Customers who seek value no longer want a cluttered wallet with vouchers and reward cards. Digital has changed consumer behaviour patterns across as facets of marketing and loyalty is no different. It is now critical for brands to adopt the digital front and set up loyalty rewards programmes in line with today’s ferocious tech-savvy consumers.
Collinson Latitude conducted an online quantitative survey working with market research provider, Vanson Bourne, to understand how technology has re-shaped the way modern consumers engage and communicate with loyalty programmes.
The survey was made up of 2,500 respondents, spread across the globe, who were members of at least one airline, hotel or retail banking/credit card loyalty programmes. The study named “Loyalty commerce in a digital age”, highlights the current opinions and adoption rates of digital technology among loyalty programme members worldwide.
The report highlighted the fact that over 85% of members preferred interacted with their favourite loyalty programme online. Moreover, over three quarters (79%) believed that technology has made their lives easier, with 71% of the members favouring brands that are early adopters of new technology.
What do customers want?
About 63% of the respondents stated that having a wide range of rewards and offers, including lounge access, insurance and priority boarding, is the most important aspect of a loyalty programme today. This was followed by the ability and facility to redeem points on goods while shopping in stores (55%), and being able to spend points on goods and services online (51%).
“The results tell us that members crave choice and are more connected world. A world where you can engage with your loyalty programme in multiple ways, be it online, or in-store, and with a range of rewards that really engages and entices your member in. Loyalty programmes no longer operate in silo, they’re part of a wider ecosystem of touchpoints between member and brand,” said James Berry, e-commerce director, Collinson Latitude.

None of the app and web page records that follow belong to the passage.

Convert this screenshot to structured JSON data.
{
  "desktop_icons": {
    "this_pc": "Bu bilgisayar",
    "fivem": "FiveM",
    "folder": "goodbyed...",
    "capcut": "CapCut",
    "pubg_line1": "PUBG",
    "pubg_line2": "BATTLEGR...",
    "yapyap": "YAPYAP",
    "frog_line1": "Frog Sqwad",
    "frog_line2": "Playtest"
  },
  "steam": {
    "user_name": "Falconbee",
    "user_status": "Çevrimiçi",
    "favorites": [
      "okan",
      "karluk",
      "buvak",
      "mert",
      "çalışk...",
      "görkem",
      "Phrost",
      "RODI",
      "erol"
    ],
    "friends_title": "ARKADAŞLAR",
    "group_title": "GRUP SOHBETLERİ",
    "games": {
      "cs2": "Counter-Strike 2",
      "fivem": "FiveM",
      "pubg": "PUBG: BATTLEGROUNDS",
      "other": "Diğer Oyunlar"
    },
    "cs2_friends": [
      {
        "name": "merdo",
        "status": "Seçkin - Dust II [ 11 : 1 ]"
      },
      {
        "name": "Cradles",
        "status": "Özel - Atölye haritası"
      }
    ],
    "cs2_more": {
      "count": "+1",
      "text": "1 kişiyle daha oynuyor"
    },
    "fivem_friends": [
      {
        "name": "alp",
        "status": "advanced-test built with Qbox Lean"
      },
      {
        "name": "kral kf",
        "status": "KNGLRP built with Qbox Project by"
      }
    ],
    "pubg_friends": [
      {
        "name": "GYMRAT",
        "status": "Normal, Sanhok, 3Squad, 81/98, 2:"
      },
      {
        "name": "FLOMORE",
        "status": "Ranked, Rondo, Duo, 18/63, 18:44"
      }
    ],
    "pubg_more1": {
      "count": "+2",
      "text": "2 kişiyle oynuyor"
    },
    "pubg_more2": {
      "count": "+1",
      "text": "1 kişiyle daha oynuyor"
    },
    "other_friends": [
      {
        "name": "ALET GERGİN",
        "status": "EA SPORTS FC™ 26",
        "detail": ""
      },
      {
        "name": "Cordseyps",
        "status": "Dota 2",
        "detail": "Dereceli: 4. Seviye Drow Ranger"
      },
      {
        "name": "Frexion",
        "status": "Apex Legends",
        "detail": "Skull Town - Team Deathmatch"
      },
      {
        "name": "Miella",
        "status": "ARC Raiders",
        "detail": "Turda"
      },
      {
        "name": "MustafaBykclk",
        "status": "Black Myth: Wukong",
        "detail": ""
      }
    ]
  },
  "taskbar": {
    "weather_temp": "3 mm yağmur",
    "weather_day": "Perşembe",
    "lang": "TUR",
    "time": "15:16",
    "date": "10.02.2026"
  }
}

While brands may have been quick to jump on the technology bandwagon in order to engage consumers, the report highlights that a vast majority of consumers are far more likely to wait it out before embracing new technology for themselves.It is to be noted that 22% of respondents said they adopt new technology as soon as they can. According to the survey, consumers in the UK less likely to adopt new technology than respondents from other areas of the globe. On the other hand, respondents from the UAE are the most likely to adopt new technology as soon as they can.
Social media’s impact on loyalty programme

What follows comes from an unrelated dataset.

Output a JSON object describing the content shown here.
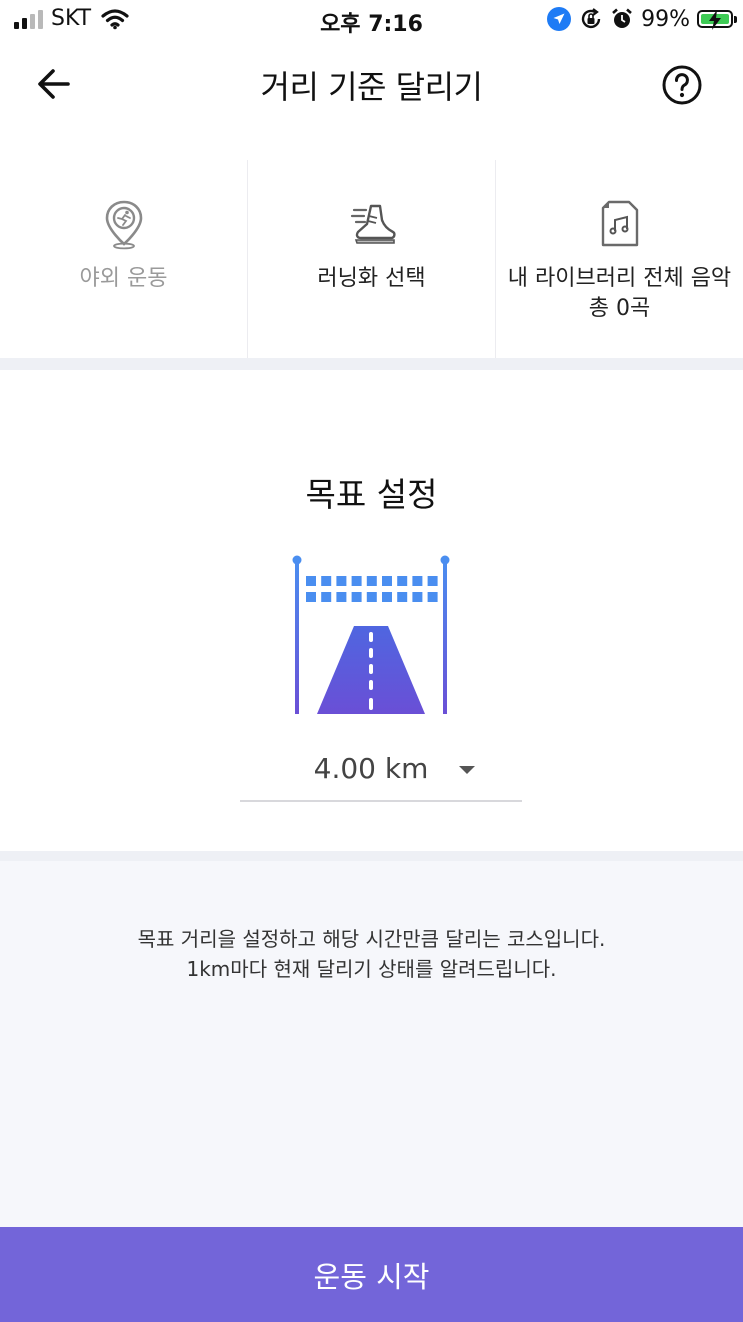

Worldwide, there are 2.34 billion social media users, which equates to a global penetration of 31%, according to Statista. With billions of consumers available on social media, brands are most likely to leverage off this.
The report indicated high levels of social media engagement in the United Arab Emirates, where 79% of respondents follow an airline loyalty programme on social media and 76% follow a hotel or retail banking and credit card loyalty programme. Whereas Millennials represent the most connected generation globally, with nearly six in ten (59%) indicating that they have purchased something they saw advertised on social media.

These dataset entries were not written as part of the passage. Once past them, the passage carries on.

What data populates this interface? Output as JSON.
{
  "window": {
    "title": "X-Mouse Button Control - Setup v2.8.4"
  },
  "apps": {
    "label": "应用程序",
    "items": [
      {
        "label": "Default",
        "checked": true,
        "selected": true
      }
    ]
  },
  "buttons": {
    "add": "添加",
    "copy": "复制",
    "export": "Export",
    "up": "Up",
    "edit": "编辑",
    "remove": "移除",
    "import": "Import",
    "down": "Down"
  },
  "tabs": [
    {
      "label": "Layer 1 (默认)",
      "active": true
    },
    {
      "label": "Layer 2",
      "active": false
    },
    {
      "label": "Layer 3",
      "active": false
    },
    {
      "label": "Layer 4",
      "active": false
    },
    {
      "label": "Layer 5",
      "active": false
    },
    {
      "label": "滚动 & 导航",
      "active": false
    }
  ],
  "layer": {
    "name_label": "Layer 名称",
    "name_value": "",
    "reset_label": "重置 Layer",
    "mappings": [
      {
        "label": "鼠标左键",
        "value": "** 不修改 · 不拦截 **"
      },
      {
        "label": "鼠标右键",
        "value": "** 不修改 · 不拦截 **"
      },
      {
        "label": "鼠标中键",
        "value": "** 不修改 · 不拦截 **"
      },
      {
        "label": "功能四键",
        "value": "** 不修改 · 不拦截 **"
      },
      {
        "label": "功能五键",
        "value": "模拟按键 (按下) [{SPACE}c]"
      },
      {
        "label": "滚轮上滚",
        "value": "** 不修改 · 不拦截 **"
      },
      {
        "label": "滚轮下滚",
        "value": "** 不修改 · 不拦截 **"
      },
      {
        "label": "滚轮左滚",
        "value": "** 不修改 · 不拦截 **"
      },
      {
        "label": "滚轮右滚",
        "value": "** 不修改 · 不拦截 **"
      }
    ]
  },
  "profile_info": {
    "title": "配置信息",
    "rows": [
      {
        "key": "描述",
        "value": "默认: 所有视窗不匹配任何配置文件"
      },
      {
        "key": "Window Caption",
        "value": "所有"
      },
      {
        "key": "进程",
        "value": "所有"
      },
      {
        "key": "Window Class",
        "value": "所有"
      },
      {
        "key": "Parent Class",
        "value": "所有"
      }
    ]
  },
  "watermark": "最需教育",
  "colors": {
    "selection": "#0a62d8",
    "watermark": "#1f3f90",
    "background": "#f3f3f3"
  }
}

“One of the reasons behind social media’s popularity is its ability to create and connect communities from all around the world in the one place,” said Joann Redmon, client solutions manager, Collinson Group. Redmon added:
A loyalty programme is like a community in itself, so brands have the opportunity to create a space where its members can come together to interact.
While, technology and social media continues to develop, it’s important to note that the demands of the average loyalty programme member will continue to change too. Nowadays, modern-day loyalty members are demanding a wider variety of rewards from their loyalty programmes, as well as a higher level of personalisation.
The report stated that consumers are most likely to get enticed on the ability to earn points on everyday spending. Almost half (46%) of respondents said they like this feature about their airline loyalty programme, with a similar amount saying the same about their hotel (47%) and retail banking (52%) programmes.
“By allowing members to earn points on their everyday spending, you are providing them with an incentive to use your programme – and this is something that is really resonating with consumers,” said Berry.
However, this is not enough. Consumers need to be engaged through the loyalty programme to ensure future purchase. For instance, majority (64%) of respondents stated that after they redeemed points or miles on non-core inventory rewards, they then went on to buy core inventory products or services with the same brand.
“Core inventory is always going to be valuable for your members because that’s why they signed up to your programme in the first place. But, by offering a wide range of different rewards and benefits, you are giving everyone a choice, appealing to your member’s personal tastes and preferences,” said Christopher Evans, director, Collinson Group.
The road forward
Digital technology, clubbed with social media, has given brands more freedom and opportunity to maximise the scope of customer engagement. However, while formulating their loyalty and brand engagement programme, brands must innovate and listen, connect with the always-connected consumer, and respond to the call for greater choice.
“In order to succeed, programme managers need to utilise data to listen and adapt their offering in order to continue connecting with their members. By offering a wide range of relevant and attainable rewards and earning promotions, multiple engagement points and improving their presence on digital channels such as social media, loyalty programmes can form a long-lasting relationship with members which drives greater engagement and value for their programme,” explained Berry.